* Try it:
What is needed is a word-for-word restatement of all the entries.

Component data from apps and pages

==============================

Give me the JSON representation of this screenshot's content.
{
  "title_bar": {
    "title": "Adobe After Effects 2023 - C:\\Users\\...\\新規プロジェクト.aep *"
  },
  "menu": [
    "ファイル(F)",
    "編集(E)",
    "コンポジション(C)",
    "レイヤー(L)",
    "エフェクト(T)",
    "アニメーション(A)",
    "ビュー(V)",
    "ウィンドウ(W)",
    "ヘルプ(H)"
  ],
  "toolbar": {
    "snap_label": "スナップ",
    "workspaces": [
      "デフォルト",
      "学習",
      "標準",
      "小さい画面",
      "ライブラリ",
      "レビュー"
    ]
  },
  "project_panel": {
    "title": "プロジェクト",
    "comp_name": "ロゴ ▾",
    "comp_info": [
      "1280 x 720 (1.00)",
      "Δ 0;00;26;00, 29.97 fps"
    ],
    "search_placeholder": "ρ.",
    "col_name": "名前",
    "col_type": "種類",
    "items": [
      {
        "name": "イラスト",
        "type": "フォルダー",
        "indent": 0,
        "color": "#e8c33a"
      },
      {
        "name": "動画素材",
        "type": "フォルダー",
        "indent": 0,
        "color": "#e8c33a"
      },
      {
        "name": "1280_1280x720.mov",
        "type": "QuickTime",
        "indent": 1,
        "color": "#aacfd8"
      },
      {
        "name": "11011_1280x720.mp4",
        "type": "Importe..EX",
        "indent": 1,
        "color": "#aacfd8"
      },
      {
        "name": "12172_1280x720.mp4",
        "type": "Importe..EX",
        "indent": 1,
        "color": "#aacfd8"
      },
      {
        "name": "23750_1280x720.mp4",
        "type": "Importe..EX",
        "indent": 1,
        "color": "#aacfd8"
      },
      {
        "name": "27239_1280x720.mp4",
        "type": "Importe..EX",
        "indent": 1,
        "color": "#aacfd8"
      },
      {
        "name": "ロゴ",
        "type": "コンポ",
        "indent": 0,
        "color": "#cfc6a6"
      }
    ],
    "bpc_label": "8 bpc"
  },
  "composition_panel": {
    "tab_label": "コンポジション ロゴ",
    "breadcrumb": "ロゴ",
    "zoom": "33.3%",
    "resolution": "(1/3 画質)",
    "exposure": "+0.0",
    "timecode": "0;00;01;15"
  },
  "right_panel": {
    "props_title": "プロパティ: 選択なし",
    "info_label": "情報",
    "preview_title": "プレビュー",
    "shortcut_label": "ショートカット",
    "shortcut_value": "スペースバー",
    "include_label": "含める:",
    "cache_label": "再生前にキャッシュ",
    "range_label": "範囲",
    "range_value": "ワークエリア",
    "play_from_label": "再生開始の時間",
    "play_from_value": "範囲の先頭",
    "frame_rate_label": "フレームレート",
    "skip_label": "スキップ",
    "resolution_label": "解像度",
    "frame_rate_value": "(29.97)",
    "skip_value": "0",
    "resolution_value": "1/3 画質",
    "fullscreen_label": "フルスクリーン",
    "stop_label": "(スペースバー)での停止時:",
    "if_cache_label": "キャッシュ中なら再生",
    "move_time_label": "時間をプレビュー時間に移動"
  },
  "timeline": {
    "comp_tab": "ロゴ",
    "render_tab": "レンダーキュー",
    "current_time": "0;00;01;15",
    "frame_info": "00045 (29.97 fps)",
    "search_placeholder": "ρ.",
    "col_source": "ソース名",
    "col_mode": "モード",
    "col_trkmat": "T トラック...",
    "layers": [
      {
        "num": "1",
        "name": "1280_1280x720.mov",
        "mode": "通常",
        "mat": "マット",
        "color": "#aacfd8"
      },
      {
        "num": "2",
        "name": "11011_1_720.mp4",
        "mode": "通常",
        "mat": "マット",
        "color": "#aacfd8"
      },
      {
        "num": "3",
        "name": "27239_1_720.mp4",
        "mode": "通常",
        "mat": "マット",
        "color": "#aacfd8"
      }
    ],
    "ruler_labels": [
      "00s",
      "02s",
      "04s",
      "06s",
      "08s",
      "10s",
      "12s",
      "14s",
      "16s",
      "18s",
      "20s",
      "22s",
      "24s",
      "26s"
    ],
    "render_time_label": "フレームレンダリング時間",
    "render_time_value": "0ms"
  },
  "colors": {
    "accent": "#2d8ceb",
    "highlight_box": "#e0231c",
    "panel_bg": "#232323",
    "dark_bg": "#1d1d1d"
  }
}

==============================

* Task output:
Give me the JSON representation of this screenshot's content.
{
  "title_bar": {
    "title": "Adobe After Effects 2023 - C:\\Users\\...\\新規プロジェクト.aep *"
  },
  "menu": [
    "ファイル(F)",
    "編集(E)",
    "コンポジション(C)",
    "レイヤー(L)",
    "エフェクト(T)",
    "アニメーション(A)",
    "ビュー(V)",
    "ウィンドウ(W)",
    "ヘルプ(H)"
  ],
  "toolbar": {
    "snap_label": "スナップ",
    "workspaces": [
      "デフォルト",
      "学習",
      "標準",
      "小さい画面",
      "ライブラリ",
      "レビュー"
    ]
  },
  "project_panel": {
    "title": "プロジェクト",
    "comp_name": "ロゴ ▾",
    "comp_info": [
      "1280 x 720 (1.00)",
      "Δ 0;00;26;00, 29.97 fps"
    ],
    "search_placeholder": "ρ.",
    "col_name": "名前",
    "col_type": "種類",
    "items": [
      {
        "name": "イラスト",
        "type": "フォルダー",
        "indent": 0,
        "color": "#e8c33a"
      },
      {
        "name": "動画素材",
        "type": "フォルダー",
        "indent": 0,
        "color": "#e8c33a"
      },
      {
        "name": "1280_1280x720.mov",
        "type": "QuickTime",
        "indent": 1,
        "color": "#aacfd8"
      },
      {
        "name": "11011_1280x720.mp4",
        "type": "Importe..EX",
        "indent": 1,
        "color": "#aacfd8"
      },
      {
        "name": "12172_1280x720.mp4",
        "type": "Importe..EX",
        "indent": 1,
        "color": "#aacfd8"
      },
      {
        "name": "23750_1280x720.mp4",
        "type": "Importe..EX",
        "indent": 1,
        "color": "#aacfd8"
      },
      {
        "name": "27239_1280x720.mp4",
        "type": "Importe..EX",
        "indent": 1,
        "color": "#aacfd8"
      },
      {
        "name": "ロゴ",
        "type": "コンポ",
        "indent": 0,
        "color": "#cfc6a6"
      }
    ],
    "bpc_label": "8 bpc"
  },
  "composition_panel": {
    "tab_label": "コンポジション ロゴ",
    "breadcrumb": "ロゴ",
    "zoom": "33.3%",
    "resolution": "(1/3 画質)",
    "exposure": "+0.0",
    "timecode": "0;00;01;15"
  },
  "right_panel": {
    "props_title": "プロパティ: 選択なし",
    "info_label": "情報",
    "preview_title": "プレビュー",
    "shortcut_label": "ショートカット",
    "shortcut_value": "スペースバー",
    "include_label": "含める:",
    "cache_label": "再生前にキャッシュ",
    "range_label": "範囲",
    "range_value": "ワークエリア",
    "play_from_label": "再生開始の時間",
    "play_from_value": "範囲の先頭",
    "frame_rate_label": "フレームレート",
    "skip_label": "スキップ",
    "resolution_label": "解像度",
    "frame_rate_value": "(29.97)",
    "skip_value": "0",
    "resolution_value": "1/3 画質",
    "fullscreen_label": "フルスクリーン",
    "stop_label": "(スペースバー)での停止時:",
    "if_cache_label": "キャッシュ中なら再生",
    "move_time_label": "時間をプレビュー時間に移動"
  },
  "timeline": {
    "comp_tab": "ロゴ",
    "render_tab": "レンダーキュー",
    "current_time": "0;00;01;15",
    "frame_info": "00045 (29.97 fps)",
    "search_placeholder": "ρ.",
    "col_source": "ソース名",
    "col_mode": "モード",
    "col_trkmat": "T トラック...",
    "layers": [
      {
        "num": "1",
        "name": "1280_1280x720.mov",
        "mode": "通常",
        "mat": "マット",
        "color": "#aacfd8"
      },
      {
        "num": "2",
        "name": "11011_1_720.mp4",
        "mode": "通常",
        "mat": "マット",
        "color": "#aacfd8"
      },
      {
        "num": "3",
        "name": "27239_1_720.mp4",
        "mode": "通常",
        "mat": "マット",
        "color": "#aacfd8"
      }
    ],
    "ruler_labels": [
      "00s",
      "02s",
      "04s",
      "06s",
      "08s",
      "10s",
      "12s",
      "14s",
      "16s",
      "18s",
      "20s",
      "22s",
      "24s",
      "26s"
    ],
    "render_time_label": "フレームレンダリング時間",
    "render_time_value": "0ms"
  },
  "colors": {
    "accent": "#2d8ceb",
    "highlight_box": "#e0231c",
    "panel_bg": "#232323",
    "dark_bg": "#1d1d1d"
  }
}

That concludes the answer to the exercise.